What is needed:
In the records below, some lines contain the word "same". Copy each of them.

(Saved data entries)
==============================

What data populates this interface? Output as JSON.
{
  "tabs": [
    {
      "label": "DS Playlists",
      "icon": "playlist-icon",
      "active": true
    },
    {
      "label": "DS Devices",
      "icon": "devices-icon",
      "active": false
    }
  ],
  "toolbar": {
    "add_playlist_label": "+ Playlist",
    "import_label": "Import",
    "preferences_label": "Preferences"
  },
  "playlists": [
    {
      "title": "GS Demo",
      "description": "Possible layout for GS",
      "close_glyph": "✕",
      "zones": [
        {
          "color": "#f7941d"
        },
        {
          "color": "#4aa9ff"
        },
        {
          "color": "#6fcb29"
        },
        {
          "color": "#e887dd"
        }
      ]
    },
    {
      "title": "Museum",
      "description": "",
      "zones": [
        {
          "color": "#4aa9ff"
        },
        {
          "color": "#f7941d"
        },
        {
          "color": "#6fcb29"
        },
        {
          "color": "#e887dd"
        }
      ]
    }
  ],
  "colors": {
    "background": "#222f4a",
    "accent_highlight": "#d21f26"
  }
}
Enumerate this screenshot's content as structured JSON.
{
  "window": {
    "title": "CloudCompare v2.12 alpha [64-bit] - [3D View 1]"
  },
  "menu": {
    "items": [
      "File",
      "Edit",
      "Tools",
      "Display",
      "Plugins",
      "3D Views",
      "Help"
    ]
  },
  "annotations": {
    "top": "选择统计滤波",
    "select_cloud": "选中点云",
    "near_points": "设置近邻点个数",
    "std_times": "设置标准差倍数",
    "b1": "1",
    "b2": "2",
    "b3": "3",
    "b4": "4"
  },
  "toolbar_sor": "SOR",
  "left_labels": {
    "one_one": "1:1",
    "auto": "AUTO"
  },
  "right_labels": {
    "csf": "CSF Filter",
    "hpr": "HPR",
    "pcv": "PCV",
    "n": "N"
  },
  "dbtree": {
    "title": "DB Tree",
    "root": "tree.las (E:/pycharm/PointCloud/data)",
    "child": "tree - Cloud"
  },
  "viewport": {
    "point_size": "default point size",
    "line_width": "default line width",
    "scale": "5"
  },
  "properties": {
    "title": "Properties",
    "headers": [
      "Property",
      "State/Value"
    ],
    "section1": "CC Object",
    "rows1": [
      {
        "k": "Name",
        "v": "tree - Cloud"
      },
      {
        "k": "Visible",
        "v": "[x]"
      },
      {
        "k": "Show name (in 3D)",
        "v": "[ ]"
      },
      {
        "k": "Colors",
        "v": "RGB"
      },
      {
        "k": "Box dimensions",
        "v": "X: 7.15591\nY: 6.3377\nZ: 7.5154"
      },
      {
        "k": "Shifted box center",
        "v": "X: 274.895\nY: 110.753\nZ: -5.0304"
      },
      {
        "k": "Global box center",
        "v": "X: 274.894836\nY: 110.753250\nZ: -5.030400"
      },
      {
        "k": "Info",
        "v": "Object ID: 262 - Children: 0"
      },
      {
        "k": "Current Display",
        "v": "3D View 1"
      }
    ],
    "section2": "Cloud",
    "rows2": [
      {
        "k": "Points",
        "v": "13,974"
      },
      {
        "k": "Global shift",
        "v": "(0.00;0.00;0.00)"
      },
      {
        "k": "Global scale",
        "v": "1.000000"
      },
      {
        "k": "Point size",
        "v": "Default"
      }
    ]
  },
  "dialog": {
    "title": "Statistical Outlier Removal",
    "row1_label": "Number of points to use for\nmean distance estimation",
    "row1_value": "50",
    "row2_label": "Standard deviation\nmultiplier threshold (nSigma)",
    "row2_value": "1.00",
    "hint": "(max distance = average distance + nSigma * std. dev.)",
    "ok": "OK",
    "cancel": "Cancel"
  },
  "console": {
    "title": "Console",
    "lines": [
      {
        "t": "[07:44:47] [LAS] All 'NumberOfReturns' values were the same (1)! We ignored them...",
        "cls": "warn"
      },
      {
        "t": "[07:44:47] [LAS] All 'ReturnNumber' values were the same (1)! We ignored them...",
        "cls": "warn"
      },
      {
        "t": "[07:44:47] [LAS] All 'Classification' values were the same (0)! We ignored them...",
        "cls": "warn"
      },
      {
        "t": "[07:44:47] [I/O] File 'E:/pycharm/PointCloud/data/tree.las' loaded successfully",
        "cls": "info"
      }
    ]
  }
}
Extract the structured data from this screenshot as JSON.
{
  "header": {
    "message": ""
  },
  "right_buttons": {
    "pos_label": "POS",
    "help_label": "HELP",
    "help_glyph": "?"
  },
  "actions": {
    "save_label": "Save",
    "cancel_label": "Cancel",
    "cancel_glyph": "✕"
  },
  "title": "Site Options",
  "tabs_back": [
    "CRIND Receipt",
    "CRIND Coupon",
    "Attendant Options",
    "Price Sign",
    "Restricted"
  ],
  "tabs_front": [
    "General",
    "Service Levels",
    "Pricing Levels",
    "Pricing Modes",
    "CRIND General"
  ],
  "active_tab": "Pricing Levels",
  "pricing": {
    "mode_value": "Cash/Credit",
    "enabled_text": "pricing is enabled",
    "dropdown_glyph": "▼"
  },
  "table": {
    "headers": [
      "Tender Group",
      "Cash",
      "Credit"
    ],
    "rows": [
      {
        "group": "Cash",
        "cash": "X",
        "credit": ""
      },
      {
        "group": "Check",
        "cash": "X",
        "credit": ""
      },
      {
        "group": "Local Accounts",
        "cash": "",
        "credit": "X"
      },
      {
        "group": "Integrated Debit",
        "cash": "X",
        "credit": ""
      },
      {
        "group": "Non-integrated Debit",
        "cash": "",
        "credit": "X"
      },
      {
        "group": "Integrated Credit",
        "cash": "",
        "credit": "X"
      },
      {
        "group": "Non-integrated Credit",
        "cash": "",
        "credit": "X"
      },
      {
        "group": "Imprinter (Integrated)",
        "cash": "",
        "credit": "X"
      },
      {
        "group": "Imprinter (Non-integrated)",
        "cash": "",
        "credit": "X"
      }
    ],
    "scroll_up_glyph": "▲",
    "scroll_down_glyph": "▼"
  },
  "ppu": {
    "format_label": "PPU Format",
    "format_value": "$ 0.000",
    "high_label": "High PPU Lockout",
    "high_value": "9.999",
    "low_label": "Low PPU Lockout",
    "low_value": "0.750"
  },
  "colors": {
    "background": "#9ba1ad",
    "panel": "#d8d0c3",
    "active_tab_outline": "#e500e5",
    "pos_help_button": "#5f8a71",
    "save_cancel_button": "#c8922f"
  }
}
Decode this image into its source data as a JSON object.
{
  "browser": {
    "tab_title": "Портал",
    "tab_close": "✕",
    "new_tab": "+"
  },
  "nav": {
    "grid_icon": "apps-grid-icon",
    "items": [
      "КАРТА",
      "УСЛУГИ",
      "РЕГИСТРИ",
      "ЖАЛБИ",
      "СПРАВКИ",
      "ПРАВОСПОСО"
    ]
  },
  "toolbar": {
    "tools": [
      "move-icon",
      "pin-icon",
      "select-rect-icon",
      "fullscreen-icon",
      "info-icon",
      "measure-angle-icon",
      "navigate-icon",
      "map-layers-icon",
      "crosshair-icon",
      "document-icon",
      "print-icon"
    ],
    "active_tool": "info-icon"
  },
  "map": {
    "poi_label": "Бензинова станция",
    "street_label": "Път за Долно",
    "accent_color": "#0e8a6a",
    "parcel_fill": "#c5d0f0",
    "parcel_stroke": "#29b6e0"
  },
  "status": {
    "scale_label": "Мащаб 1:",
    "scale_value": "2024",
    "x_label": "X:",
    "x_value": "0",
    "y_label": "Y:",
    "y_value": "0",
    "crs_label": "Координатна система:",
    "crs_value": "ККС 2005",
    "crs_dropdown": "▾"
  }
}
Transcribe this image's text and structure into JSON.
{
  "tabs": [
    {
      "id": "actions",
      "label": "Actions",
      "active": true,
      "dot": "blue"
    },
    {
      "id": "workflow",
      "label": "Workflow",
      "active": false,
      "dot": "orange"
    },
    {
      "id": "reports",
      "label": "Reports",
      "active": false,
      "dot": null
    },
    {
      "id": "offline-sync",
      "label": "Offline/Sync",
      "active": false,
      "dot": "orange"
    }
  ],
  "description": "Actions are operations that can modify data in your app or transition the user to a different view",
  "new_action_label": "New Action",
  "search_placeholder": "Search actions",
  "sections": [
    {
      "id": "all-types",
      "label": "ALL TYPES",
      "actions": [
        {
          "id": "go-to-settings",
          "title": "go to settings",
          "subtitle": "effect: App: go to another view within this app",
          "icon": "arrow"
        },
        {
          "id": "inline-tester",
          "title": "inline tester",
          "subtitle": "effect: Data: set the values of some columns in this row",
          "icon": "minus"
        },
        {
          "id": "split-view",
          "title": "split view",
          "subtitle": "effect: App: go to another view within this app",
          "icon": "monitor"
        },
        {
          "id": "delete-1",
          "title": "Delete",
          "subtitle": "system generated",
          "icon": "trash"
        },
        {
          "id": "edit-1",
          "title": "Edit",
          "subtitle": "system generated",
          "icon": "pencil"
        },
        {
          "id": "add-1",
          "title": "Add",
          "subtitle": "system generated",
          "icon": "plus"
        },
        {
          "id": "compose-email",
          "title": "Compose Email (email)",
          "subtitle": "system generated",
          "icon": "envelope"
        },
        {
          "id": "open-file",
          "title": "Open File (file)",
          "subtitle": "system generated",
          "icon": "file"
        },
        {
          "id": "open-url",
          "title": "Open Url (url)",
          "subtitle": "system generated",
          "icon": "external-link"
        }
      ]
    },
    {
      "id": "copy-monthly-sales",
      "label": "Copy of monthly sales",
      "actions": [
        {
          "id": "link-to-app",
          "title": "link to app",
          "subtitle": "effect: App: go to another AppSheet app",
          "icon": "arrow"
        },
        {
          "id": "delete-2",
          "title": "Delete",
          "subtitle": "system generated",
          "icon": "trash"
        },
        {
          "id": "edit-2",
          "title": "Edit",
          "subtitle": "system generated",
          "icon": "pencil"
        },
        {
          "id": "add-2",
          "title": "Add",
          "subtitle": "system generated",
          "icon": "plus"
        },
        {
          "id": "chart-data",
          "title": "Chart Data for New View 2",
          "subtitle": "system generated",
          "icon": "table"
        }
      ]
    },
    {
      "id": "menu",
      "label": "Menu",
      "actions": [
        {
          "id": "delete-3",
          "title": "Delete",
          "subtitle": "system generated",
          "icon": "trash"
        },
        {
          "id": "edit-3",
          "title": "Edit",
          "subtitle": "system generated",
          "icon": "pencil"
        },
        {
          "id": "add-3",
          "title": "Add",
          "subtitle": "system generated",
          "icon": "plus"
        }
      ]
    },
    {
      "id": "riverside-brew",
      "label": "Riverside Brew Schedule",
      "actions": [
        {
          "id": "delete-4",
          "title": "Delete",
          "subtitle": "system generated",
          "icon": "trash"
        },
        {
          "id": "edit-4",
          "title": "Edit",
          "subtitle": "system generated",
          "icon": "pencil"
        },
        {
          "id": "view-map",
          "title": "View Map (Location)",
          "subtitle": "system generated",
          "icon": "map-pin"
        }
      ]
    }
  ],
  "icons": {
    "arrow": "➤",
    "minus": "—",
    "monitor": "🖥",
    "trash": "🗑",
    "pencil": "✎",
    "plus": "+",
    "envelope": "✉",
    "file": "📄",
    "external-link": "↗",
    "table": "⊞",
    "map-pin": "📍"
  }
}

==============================

Exercise result:
        "t": "[07:44:47] [LAS] All 'NumberOfReturns' values were the same (1)! We ignored them...",
        "t": "[07:44:47] [LAS] All 'ReturnNumber' values were the same (1)! We ignored them...",
        "t": "[07:44:47] [LAS] All 'Classification' values were the same (0)! We ignored them...",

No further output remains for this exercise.